This campaign has empowered me to make an impact because it bridges many political gaps. Everyone can identify with a park. Whether you have traveled to an American icon or grew up on a playground funded by the LWCF, parks and public lands are something we can all have a connection with. This campaign has shown me that there are some policies and bills that have wide-sweeping support regardless of what side of the aisle someone might be on.
3. What have you enjoyed most about your fellowship so far?
No day on the job is exactly the same. I juggle multiple projects at once that are constantly changing and evolving. There are plenty of events to attend and new people to meet. It is a really dynamic job; you could be called away from your desk at any moment, which I find really exciting.
4. What are the benefits of the fellowship?
The people you meet and the responsibility you take on are the biggest perks of the position. The other people working for the organization have accomplished so much and are driven by great passion.

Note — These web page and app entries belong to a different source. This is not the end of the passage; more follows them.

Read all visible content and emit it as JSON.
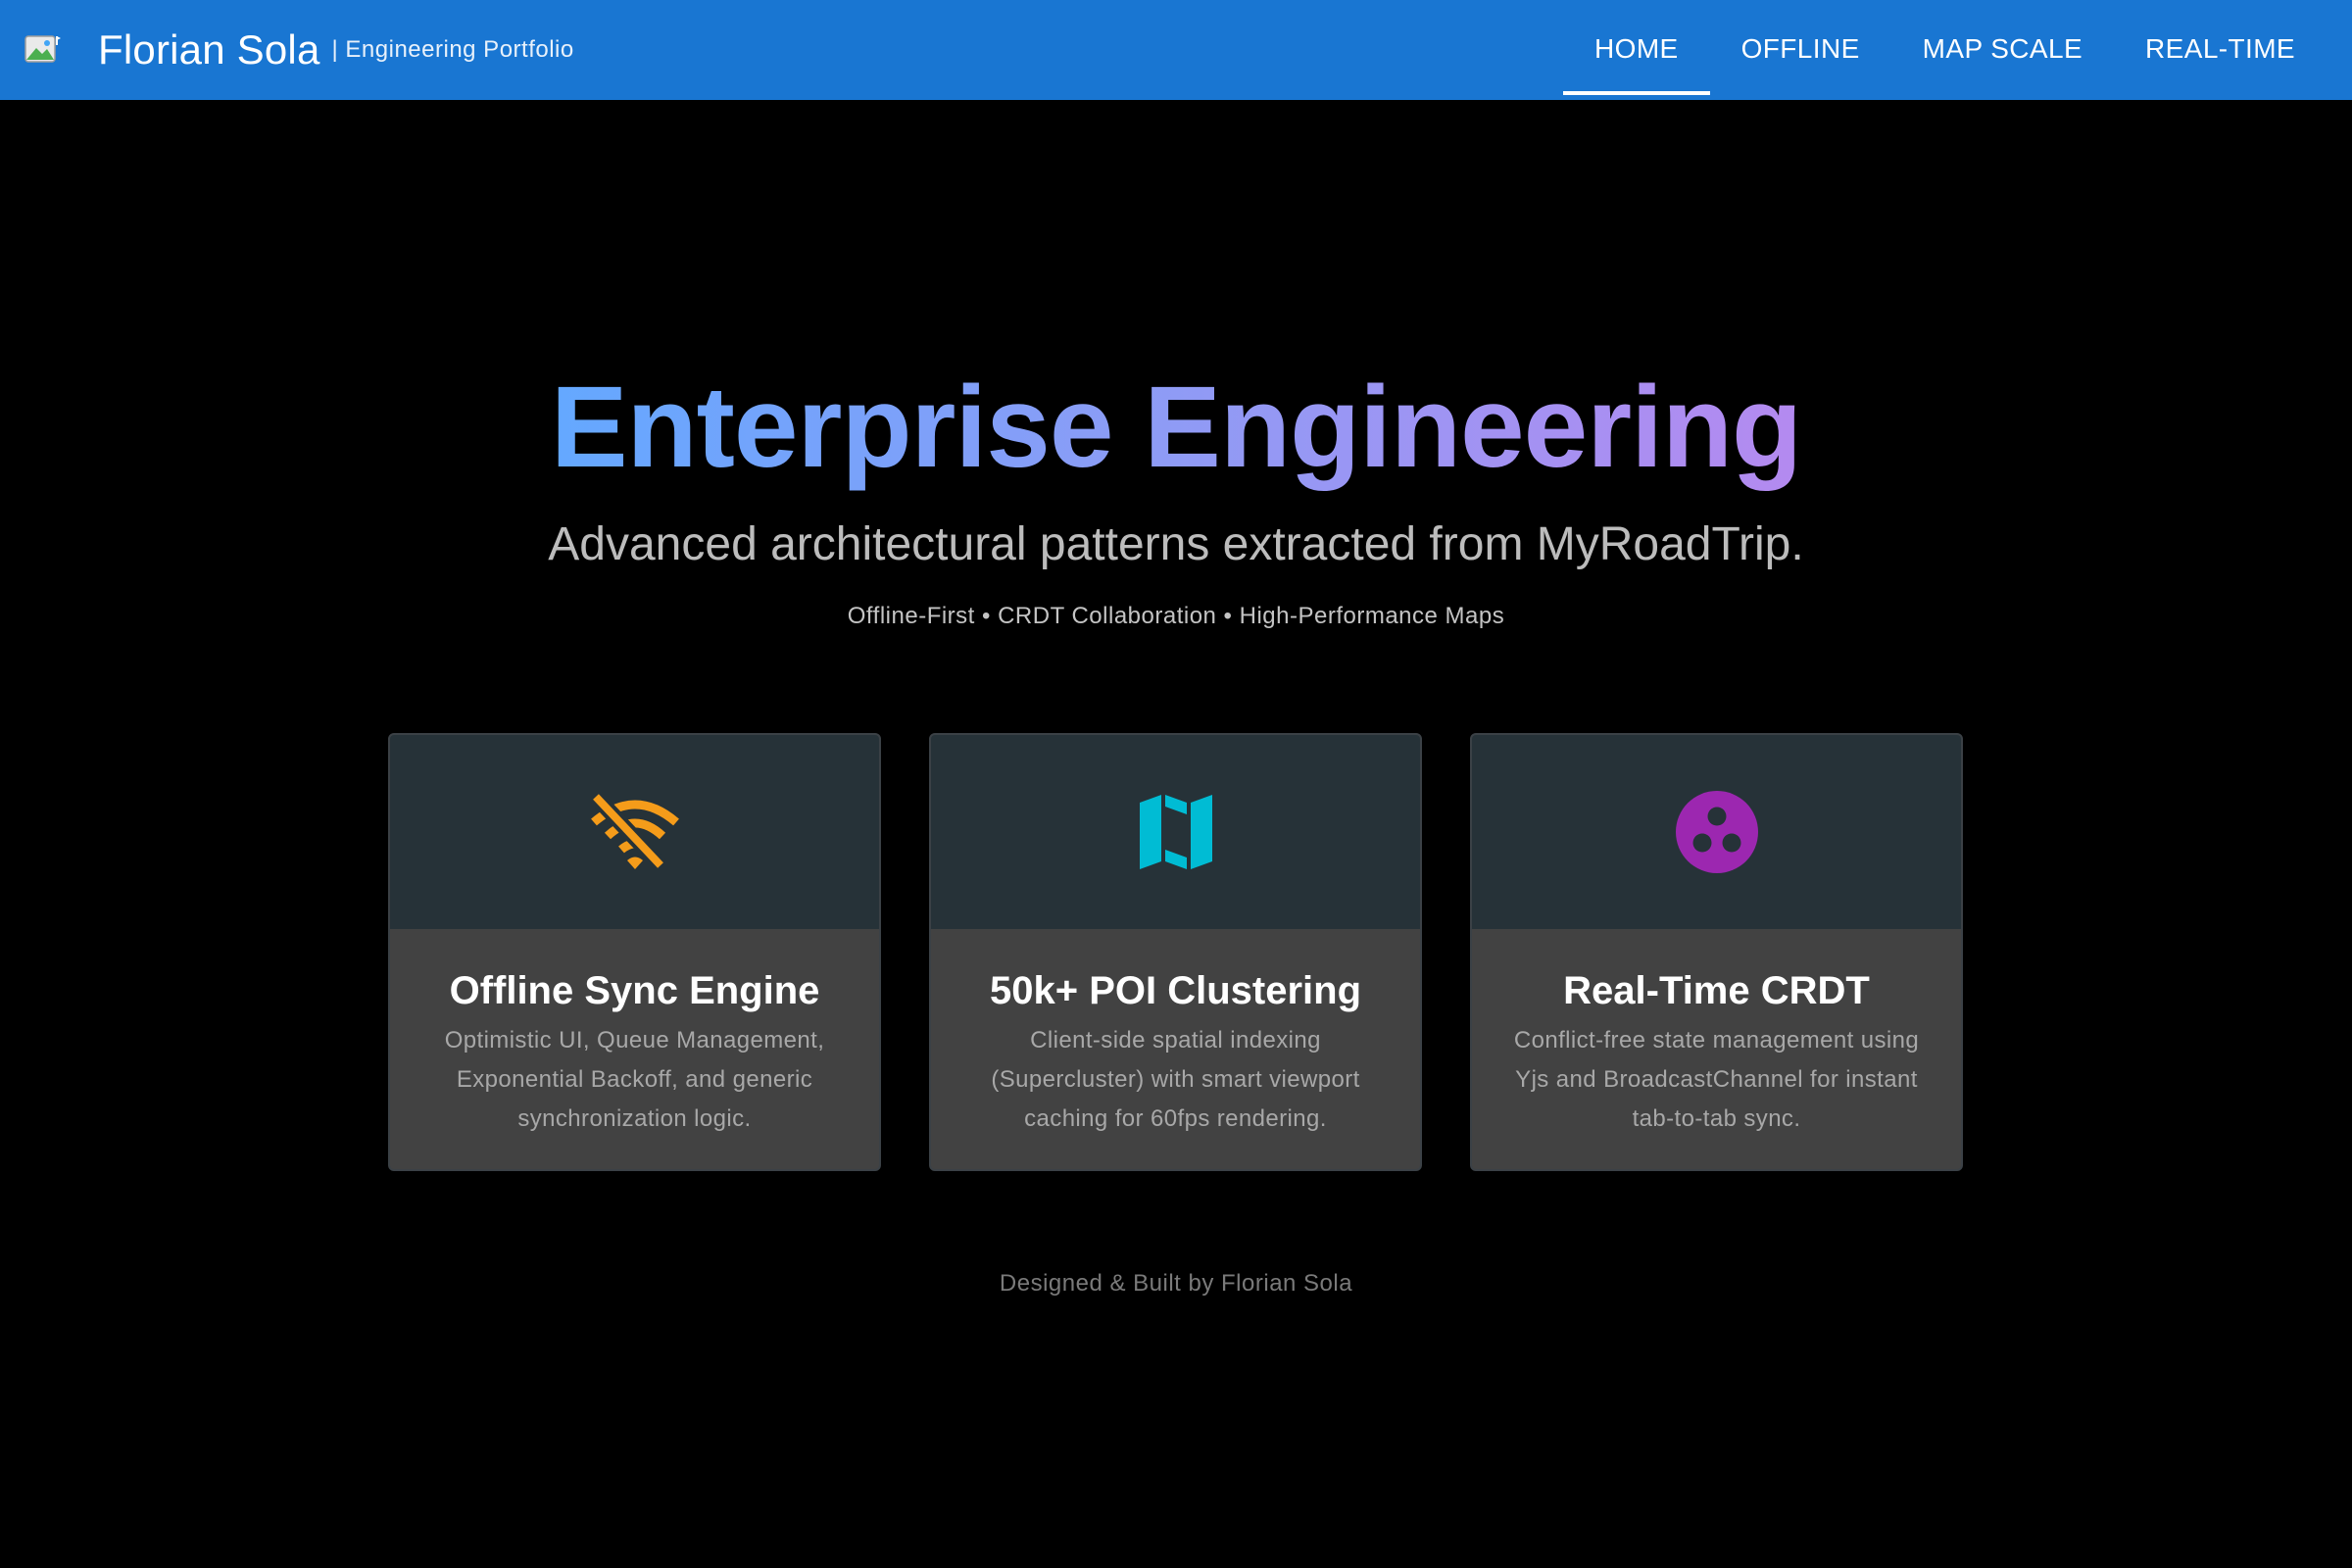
{
  "header": {
    "brand_name": "Florian Sola",
    "brand_subtitle": "| Engineering Portfolio",
    "logo_icon": "landscape-logo-icon",
    "color": "#1976d2",
    "nav": [
      {
        "label": "HOME",
        "active": true
      },
      {
        "label": "OFFLINE",
        "active": false
      },
      {
        "label": "MAP SCALE",
        "active": false
      },
      {
        "label": "REAL-TIME",
        "active": false
      }
    ]
  },
  "hero": {
    "title": "Enterprise Engineering",
    "subtitle": "Advanced architectural patterns extracted from MyRoadTrip.",
    "tags": "Offline-First • CRDT Collaboration • High-Performance Maps"
  },
  "cards": [
    {
      "icon": "wifi-off-icon",
      "icon_color": "#f59c1a",
      "title": "Offline Sync Engine",
      "text": "Optimistic UI, Queue Management, Exponential Backoff, and generic synchronization logic."
    },
    {
      "icon": "map-icon",
      "icon_color": "#00bcd4",
      "title": "50k+ POI Clustering",
      "text": "Client-side spatial indexing (Supercluster) with smart viewport caching for 60fps rendering."
    },
    {
      "icon": "workspaces-icon",
      "icon_color": "#9c27b0",
      "title": "Real-Time CRDT",
      "text": "Conflict-free state management using Yjs and BroadcastChannel for instant tab-to-tab sync."
    }
  ],
  "footer": {
    "text": "Designed & Built by Florian Sola"
  }
}
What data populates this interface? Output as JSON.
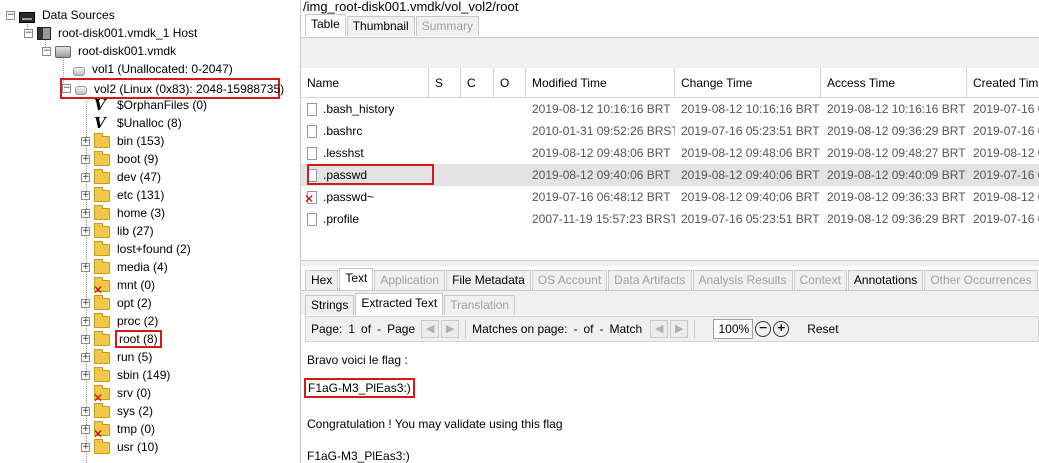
{
  "tree": {
    "root": "Data Sources",
    "host": "root-disk001.vmdk_1 Host",
    "image": "root-disk001.vmdk",
    "vol1": "vol1 (Unallocated: 0-2047)",
    "vol2": "vol2 (Linux (0x83): 2048-15988735)",
    "items": [
      {
        "label": "$OrphanFiles (0)",
        "icon": "virtual-folder-icon",
        "expander": false,
        "deleted": false
      },
      {
        "label": "$Unalloc (8)",
        "icon": "virtual-folder-icon",
        "expander": false,
        "deleted": false
      },
      {
        "label": "bin (153)",
        "icon": "folder-icon",
        "expander": true,
        "deleted": false
      },
      {
        "label": "boot (9)",
        "icon": "folder-icon",
        "expander": true,
        "deleted": false
      },
      {
        "label": "dev (47)",
        "icon": "folder-icon",
        "expander": true,
        "deleted": false
      },
      {
        "label": "etc (131)",
        "icon": "folder-icon",
        "expander": true,
        "deleted": false
      },
      {
        "label": "home (3)",
        "icon": "folder-icon",
        "expander": true,
        "deleted": false
      },
      {
        "label": "lib (27)",
        "icon": "folder-icon",
        "expander": true,
        "deleted": false
      },
      {
        "label": "lost+found (2)",
        "icon": "folder-icon",
        "expander": false,
        "deleted": false
      },
      {
        "label": "media (4)",
        "icon": "folder-icon",
        "expander": true,
        "deleted": false
      },
      {
        "label": "mnt (0)",
        "icon": "folder-icon",
        "expander": false,
        "deleted": true
      },
      {
        "label": "opt (2)",
        "icon": "folder-icon",
        "expander": true,
        "deleted": false
      },
      {
        "label": "proc (2)",
        "icon": "folder-icon",
        "expander": true,
        "deleted": false
      },
      {
        "label": "root (8)",
        "icon": "folder-icon",
        "expander": true,
        "deleted": false
      },
      {
        "label": "run (5)",
        "icon": "folder-icon",
        "expander": true,
        "deleted": false
      },
      {
        "label": "sbin (149)",
        "icon": "folder-icon",
        "expander": true,
        "deleted": false
      },
      {
        "label": "srv (0)",
        "icon": "folder-icon",
        "expander": false,
        "deleted": true
      },
      {
        "label": "sys (2)",
        "icon": "folder-icon",
        "expander": true,
        "deleted": false
      },
      {
        "label": "tmp (0)",
        "icon": "folder-icon",
        "expander": true,
        "deleted": true
      },
      {
        "label": "usr (10)",
        "icon": "folder-icon",
        "expander": true,
        "deleted": false
      }
    ]
  },
  "path": "/img_root-disk001.vmdk/vol_vol2/root",
  "top_tabs": [
    {
      "label": "Table",
      "active": true,
      "disabled": false
    },
    {
      "label": "Thumbnail",
      "active": false,
      "disabled": false
    },
    {
      "label": "Summary",
      "active": false,
      "disabled": true
    }
  ],
  "table": {
    "headers": [
      "Name",
      "S",
      "C",
      "O",
      "Modified Time",
      "Change Time",
      "Access Time",
      "Created Tim"
    ],
    "rows": [
      {
        "name": ".bash_history",
        "deleted": false,
        "selected": false,
        "modified": "2019-08-12 10:16:16 BRT",
        "change": "2019-08-12 10:16:16 BRT",
        "access": "2019-08-12 10:16:16 BRT",
        "created": "2019-07-16 0"
      },
      {
        "name": ".bashrc",
        "deleted": false,
        "selected": false,
        "modified": "2010-01-31 09:52:26 BRST",
        "change": "2019-07-16 05:23:51 BRT",
        "access": "2019-08-12 09:36:29 BRT",
        "created": "2019-07-16 0"
      },
      {
        "name": ".lesshst",
        "deleted": false,
        "selected": false,
        "modified": "2019-08-12 09:48:06 BRT",
        "change": "2019-08-12 09:48:06 BRT",
        "access": "2019-08-12 09:48:27 BRT",
        "created": "2019-08-12 0"
      },
      {
        "name": ".passwd",
        "deleted": false,
        "selected": true,
        "modified": "2019-08-12 09:40:06 BRT",
        "change": "2019-08-12 09:40:06 BRT",
        "access": "2019-08-12 09:40:09 BRT",
        "created": "2019-07-16 0"
      },
      {
        "name": ".passwd~",
        "deleted": true,
        "selected": false,
        "modified": "2019-07-16 06:48:12 BRT",
        "change": "2019-08-12 09:40:06 BRT",
        "access": "2019-08-12 09:36:33 BRT",
        "created": "2019-08-12 0"
      },
      {
        "name": ".profile",
        "deleted": false,
        "selected": false,
        "modified": "2007-11-19 15:57:23 BRST",
        "change": "2019-07-16 05:23:51 BRT",
        "access": "2019-08-12 09:36:29 BRT",
        "created": "2019-07-16 0"
      }
    ]
  },
  "viewer_tabs": [
    {
      "label": "Hex",
      "active": false,
      "disabled": false
    },
    {
      "label": "Text",
      "active": true,
      "disabled": false
    },
    {
      "label": "Application",
      "active": false,
      "disabled": true
    },
    {
      "label": "File Metadata",
      "active": false,
      "disabled": false
    },
    {
      "label": "OS Account",
      "active": false,
      "disabled": true
    },
    {
      "label": "Data Artifacts",
      "active": false,
      "disabled": true
    },
    {
      "label": "Analysis Results",
      "active": false,
      "disabled": true
    },
    {
      "label": "Context",
      "active": false,
      "disabled": true
    },
    {
      "label": "Annotations",
      "active": false,
      "disabled": false
    },
    {
      "label": "Other Occurrences",
      "active": false,
      "disabled": true
    }
  ],
  "text_tabs": [
    {
      "label": "Strings",
      "active": false,
      "disabled": false
    },
    {
      "label": "Extracted Text",
      "active": true,
      "disabled": false
    },
    {
      "label": "Translation",
      "active": false,
      "disabled": true
    }
  ],
  "toolbar": {
    "page_label": "Page:",
    "page_num": "1",
    "of_label": "of",
    "page_total": "-",
    "page_word": "Page",
    "matches_label": "Matches on page:",
    "match_num": "-",
    "match_of": "of",
    "match_total": "-",
    "match_word": "Match",
    "zoom": "100%",
    "reset": "Reset"
  },
  "content": {
    "line1": "Bravo voici le flag :",
    "line2": "F1aG-M3_PlEas3:)",
    "line3": "Congratulation ! You may validate using this flag",
    "line4": "F1aG-M3_PlEas3:)"
  },
  "colors": {
    "highlight": "#d11a1a",
    "folder": "#f2c84b",
    "selected_row": "#e3e3e3",
    "panel_gray": "#f0f0f0"
  }
}
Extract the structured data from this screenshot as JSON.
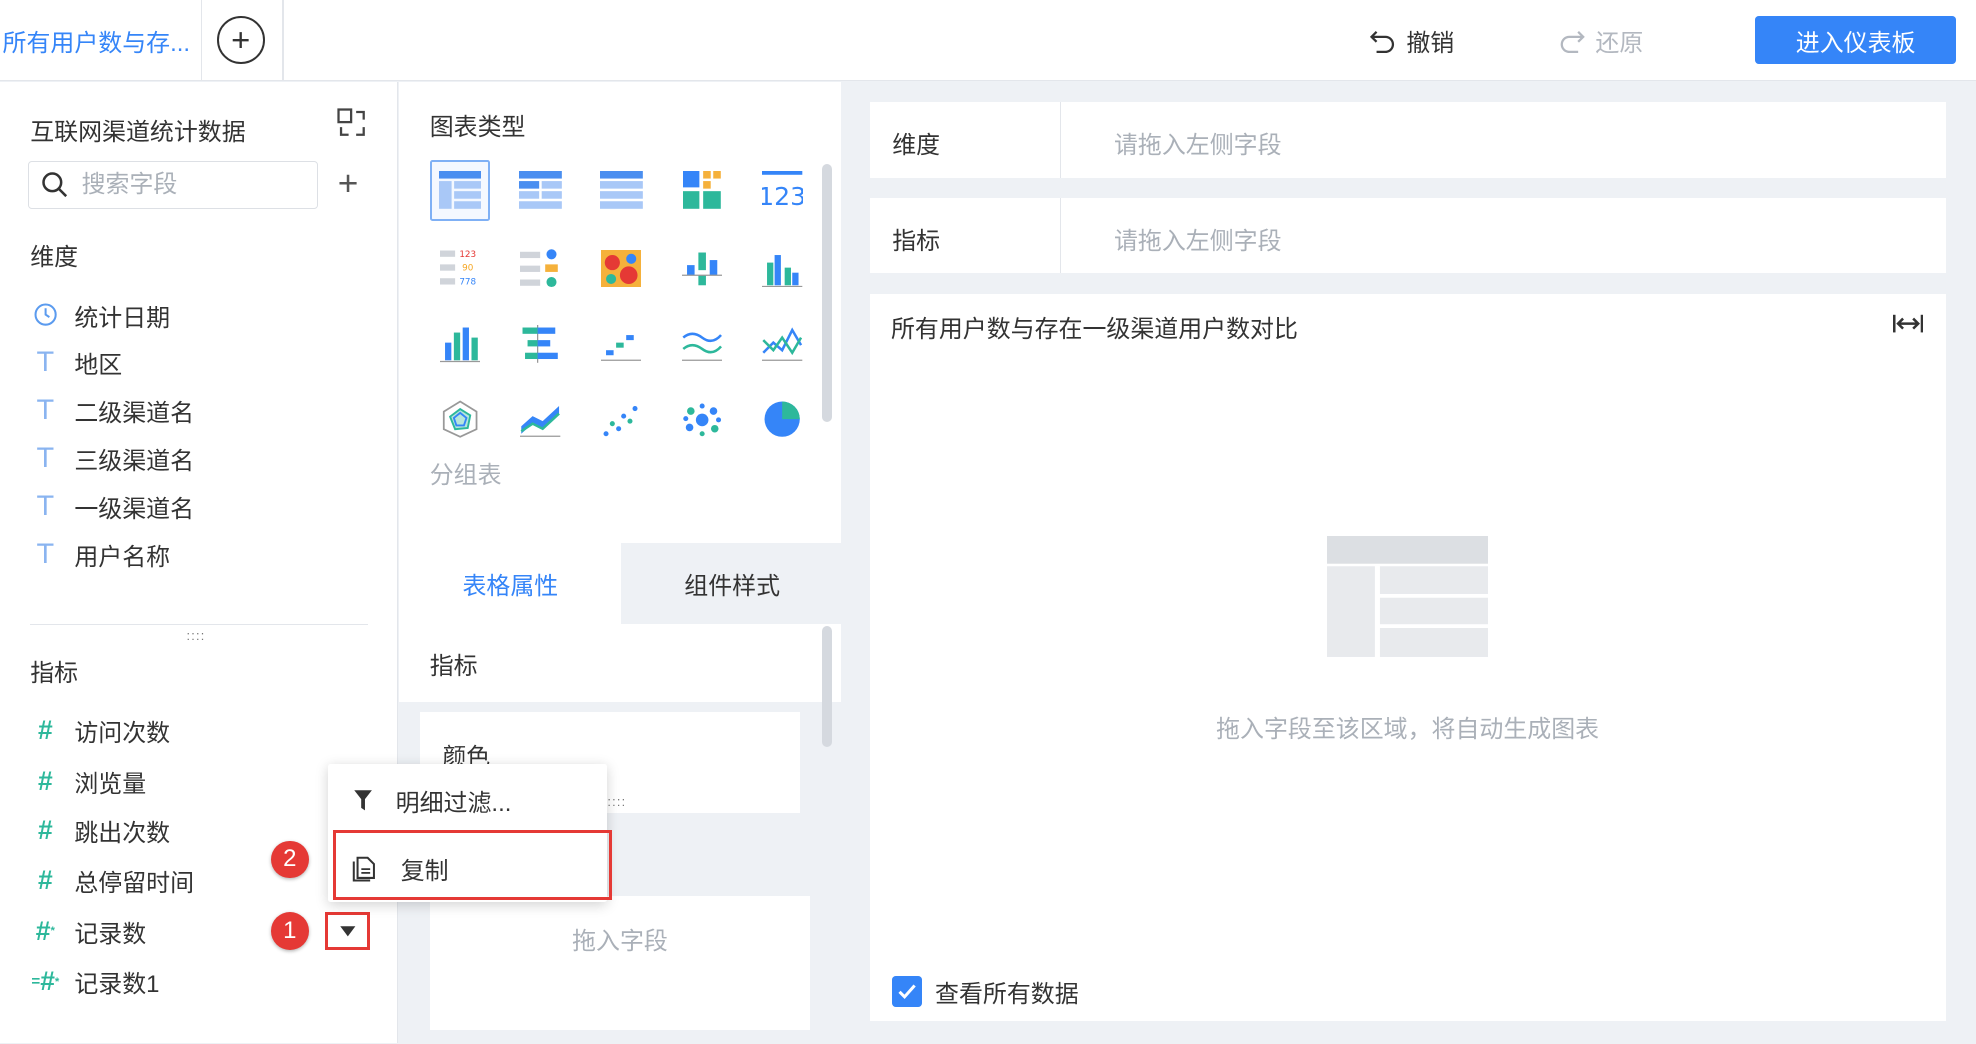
{
  "topbar": {
    "active_tab": "所有用户数与存...",
    "undo": "撤销",
    "redo": "还原",
    "enter_dashboard": "进入仪表板"
  },
  "left": {
    "dataset_title": "互联网渠道统计数据",
    "search_placeholder": "搜索字段",
    "dimension_label": "维度",
    "dimensions": [
      {
        "icon": "clock-icon",
        "label": "统计日期"
      },
      {
        "icon": "text-type-icon",
        "label": "地区"
      },
      {
        "icon": "text-type-icon",
        "label": "二级渠道名"
      },
      {
        "icon": "text-type-icon",
        "label": "三级渠道名"
      },
      {
        "icon": "text-type-icon",
        "label": "一级渠道名"
      },
      {
        "icon": "text-type-icon",
        "label": "用户名称"
      }
    ],
    "metric_label": "指标",
    "metrics": [
      {
        "icon": "number-type-icon",
        "label": "访问次数"
      },
      {
        "icon": "number-type-icon",
        "label": "浏览量"
      },
      {
        "icon": "number-type-icon",
        "label": "跳出次数"
      },
      {
        "icon": "number-type-icon",
        "label": "总停留时间"
      },
      {
        "icon": "record-count-icon",
        "label": "记录数"
      },
      {
        "icon": "copied-record-count-icon",
        "label": "记录数1"
      }
    ],
    "badge_1": "1",
    "badge_2": "2"
  },
  "context_menu": {
    "items": [
      {
        "icon": "filter-icon",
        "label": "明细过滤..."
      },
      {
        "icon": "copy-icon",
        "label": "复制"
      }
    ]
  },
  "middle": {
    "chart_type_title": "图表类型",
    "selected_chart_label": "分组表",
    "tabs": [
      "表格属性",
      "组件样式"
    ],
    "metric_label": "指标",
    "color_label": "颜色",
    "drag_placeholder": "拖入字段"
  },
  "right": {
    "dimension_label": "维度",
    "dimension_placeholder": "请拖入左侧字段",
    "metric_label": "指标",
    "metric_placeholder": "请拖入左侧字段",
    "component_title": "所有用户数与存在一级渠道用户数对比",
    "empty_hint": "拖入字段至该区域，将自动生成图表",
    "view_all": "查看所有数据"
  },
  "colors": {
    "accent": "#3585f8",
    "highlight": "#e53935",
    "metric_icon": "#2db89b"
  }
}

They are inspiring to work next to and great mentors that actually take the time to invest in my professional development. I also feel as though I am getting five years of experience in a two-year span because of the role and responsibilities that I have taken on right off the bat.
5. What tips would you give others applying to the Environment America Fellowship?
Environment America is looking primarily for candidates that are driven by more than ambition. We want passionate applicants that are ready to make a difference in the world. While the fellowship is a catalyst for professional development, we are more interested in candidates that want to work towards a greener world than to elevate themselves. We are also looking for candidates that are engaging and able to speak to anyone about the issues about which they are passionate.
Jamie Lockwood was born in Beaverton, OR, but raised mostly in Richmond, Va. She went to school at Duke University where she graduated with distinction and was captain of the Varsity Women’s lacrosse team. Jamie is passionate about sustainability and conservation and is currently working as an Environment America Fellow in D.C. In her free time, Jamie is fostering dogs and exploring D.C. one run at a time.
Interested in applying? Bookmark the Environment America Fellowship to your ProFellow account.
© Victoria Johnson 2019, all rights reserved.